=== Records for this exercise ===
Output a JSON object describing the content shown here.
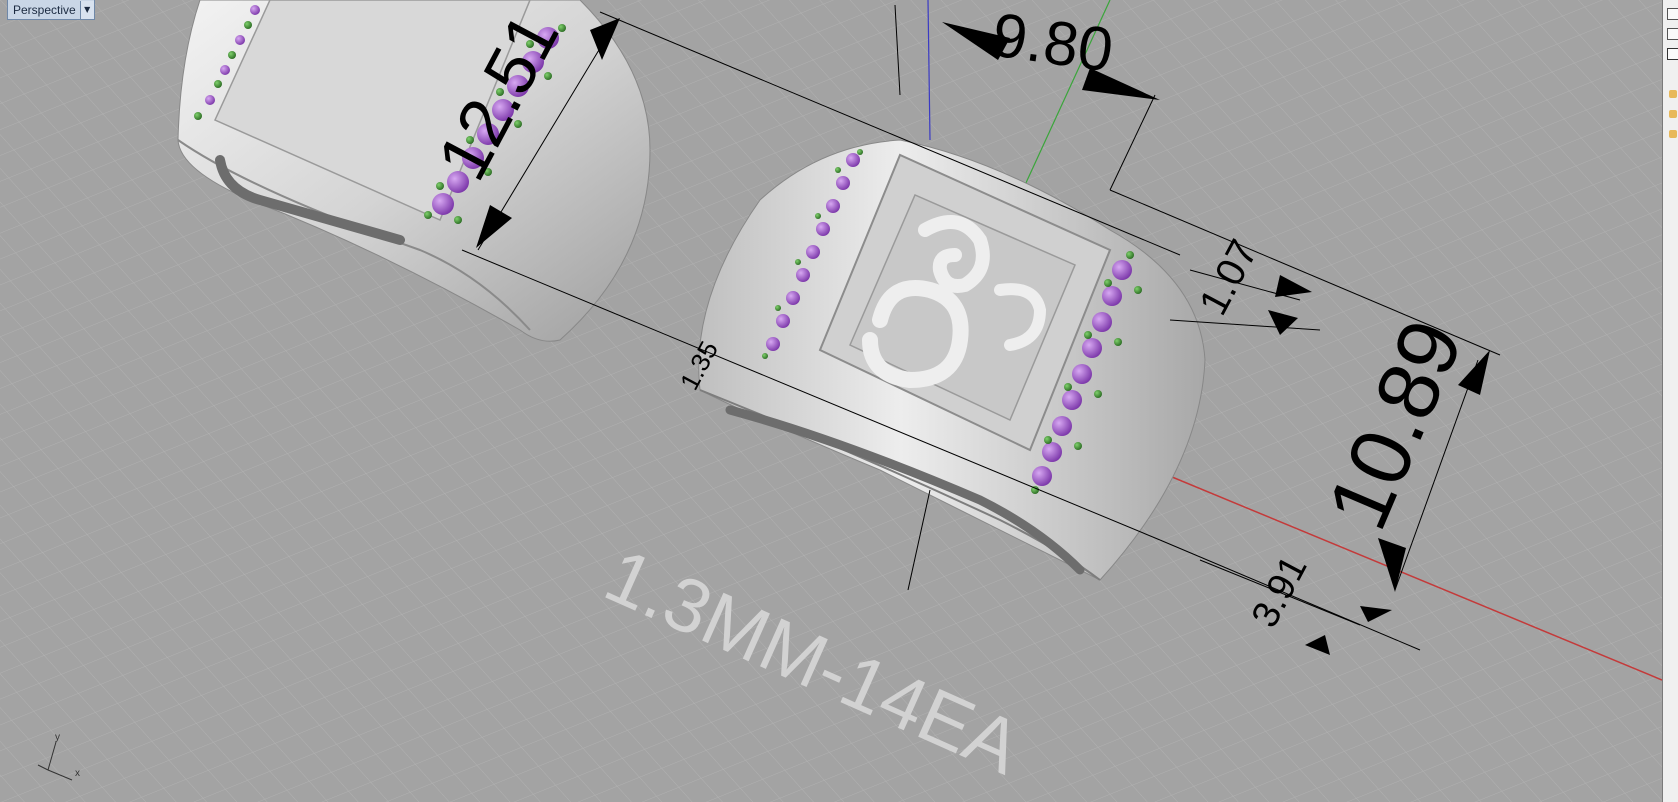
{
  "viewport": {
    "title": "Perspective",
    "menu_icon": "chevron-down-icon",
    "engraving_text": "1.3MM-14EA",
    "axis_labels": {
      "x": "x",
      "y": "y"
    }
  },
  "dimensions": {
    "width_top": "9.80",
    "band_height_left": "12.51",
    "rail_small": "1.07",
    "band_height_right": "10.89",
    "rail_bottom": "3.91",
    "partial_left": "1.35"
  },
  "colors": {
    "background": "#a3a3a3",
    "grid": "#b3b3b3",
    "metal": "#dedede",
    "gem_purple": "#9b55c8",
    "prong_green": "#3a8f2e",
    "axis_x": "#c43a3a",
    "axis_y": "#3aa53a",
    "axis_z": "#3a3ac4"
  },
  "side_panel": {
    "icons": [
      "checkbox-icon",
      "checkbox-icon",
      "lightbulb-icon",
      "lightbulb-icon",
      "lightbulb-icon"
    ]
  }
}
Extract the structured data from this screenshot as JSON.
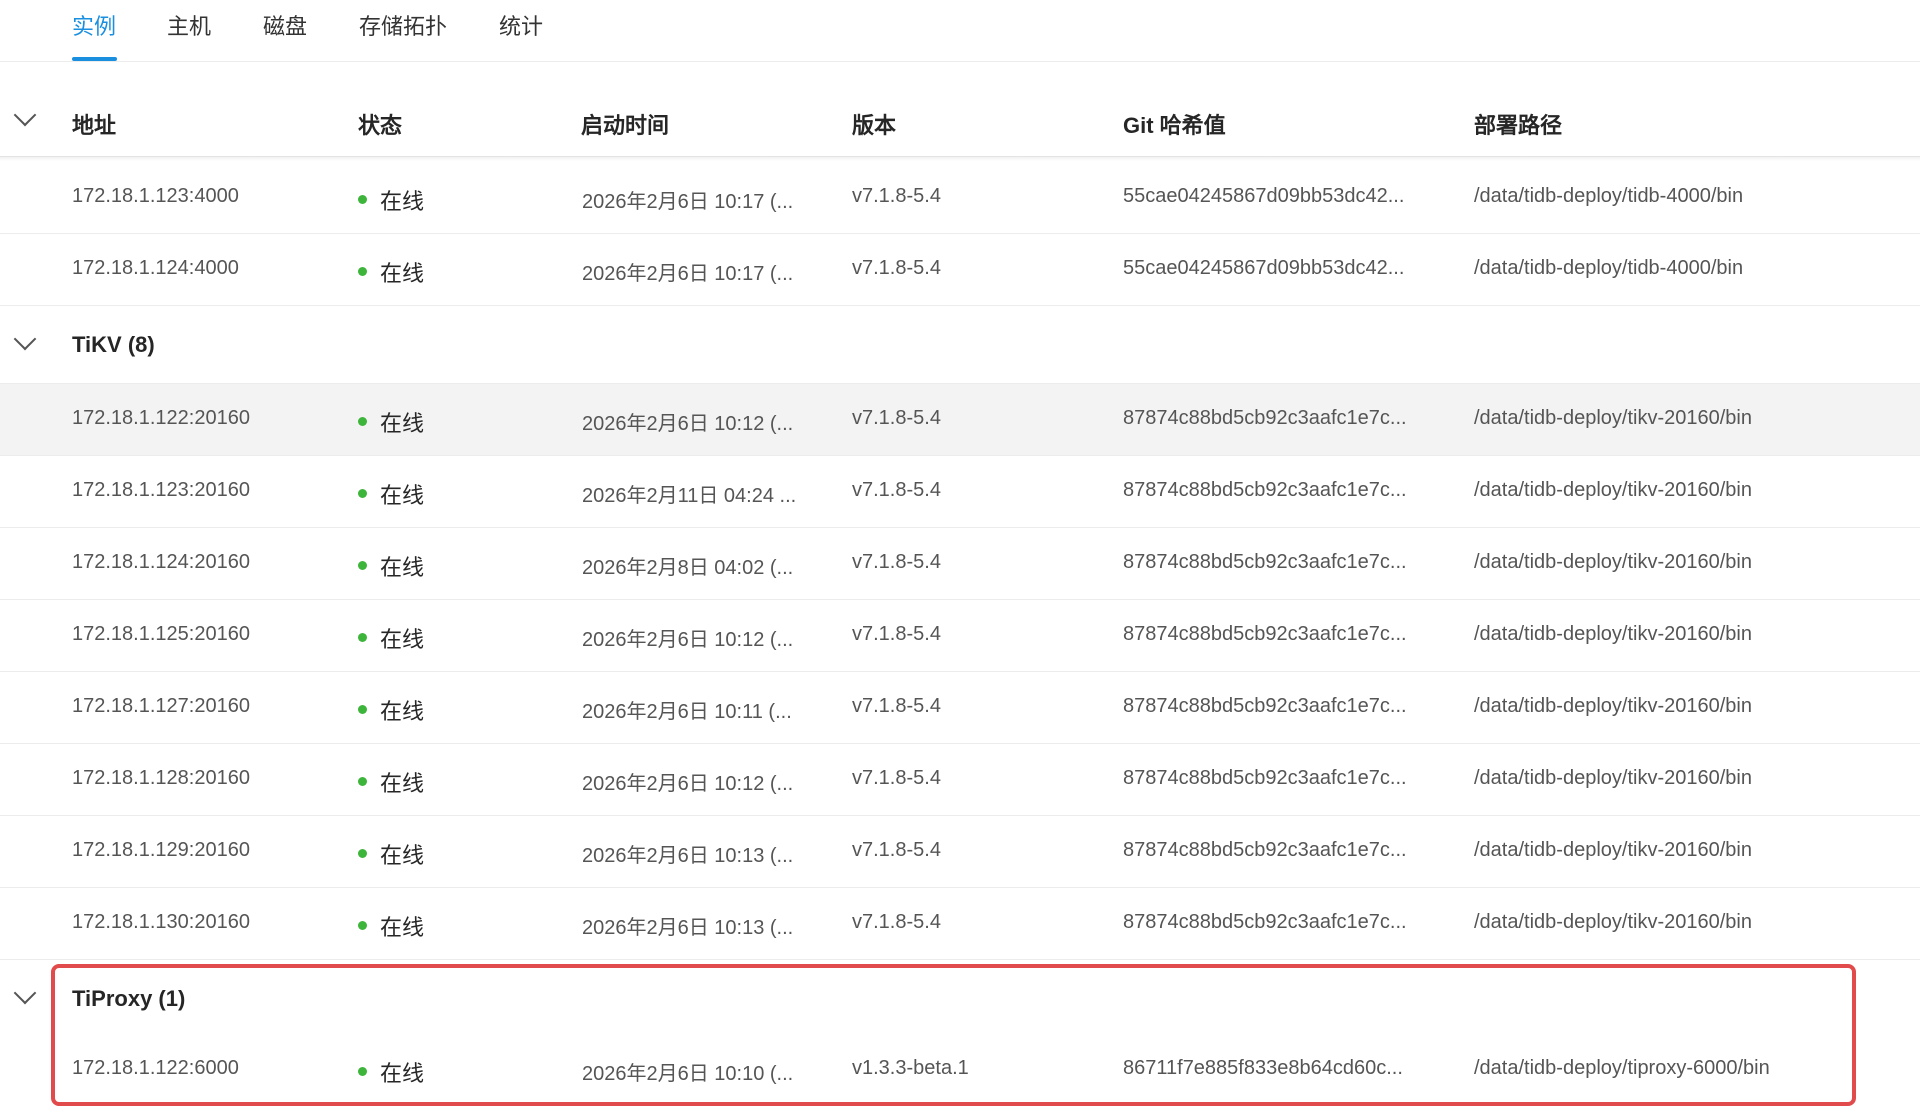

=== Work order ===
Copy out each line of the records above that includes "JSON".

=== Solved problem ===
Output a JSON object describing the content shown here.
Extract the structured data from this screenshot as JSON.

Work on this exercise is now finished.